In that post I quoted a 2010 report from the Western Morning News:
A Devon man has been found guilty of abusing six under-age girls in a trial held in his absence at Exeter Crown Court.
Jurors yesterday unanimously found that Michael Collingwood, now 69, of Tedburn St Mary, near Exeter, committed 23 sex offences, including raping one girl.
Judge Paul Darlow instructed the jury to formally enter not guilty pleas to the other six sex offence allegations.
Jurors heard the trial in Collingwood's absence after being told he suffers from severe dementia.I am not a lawyer, and it may well be that there are important differences between the case of Collingwood and of the peer we now know to be Greville Janner.

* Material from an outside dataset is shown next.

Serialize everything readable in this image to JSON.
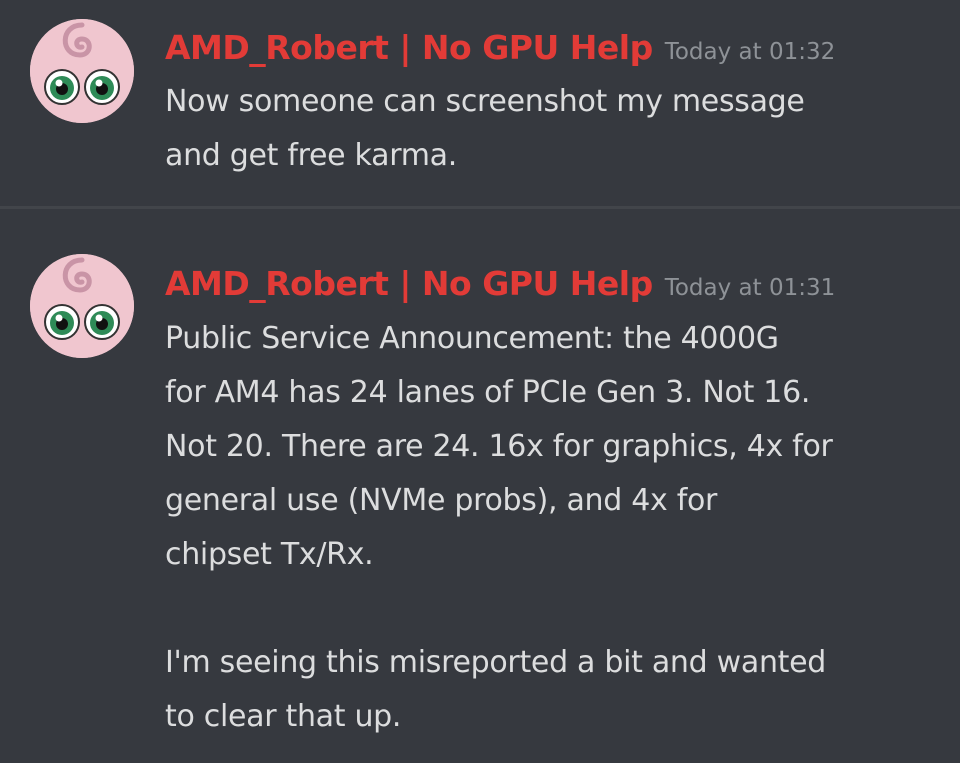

But ever since the director of public prosecutions announced her decision, people have been tweeting links to other cases where men with dementia have been convicted of sexual offences against children.
And now the Daily Mail has drawn the cases together under the shouty headline:
Why is Labour Peer Lord Janner not being prosecuted because he has dementia? At least 19 defendants suffering with the disease have been convicted for sex crimes... and TEN were in the past year
You might think that someone with dementia should not be prosecuted as he will not be able to understand proceedings or instruct lawyers, but - rightly or wrongly - that does not appear to be the practice in Britain today.
And if that is the case, then Alison Saunders should resign.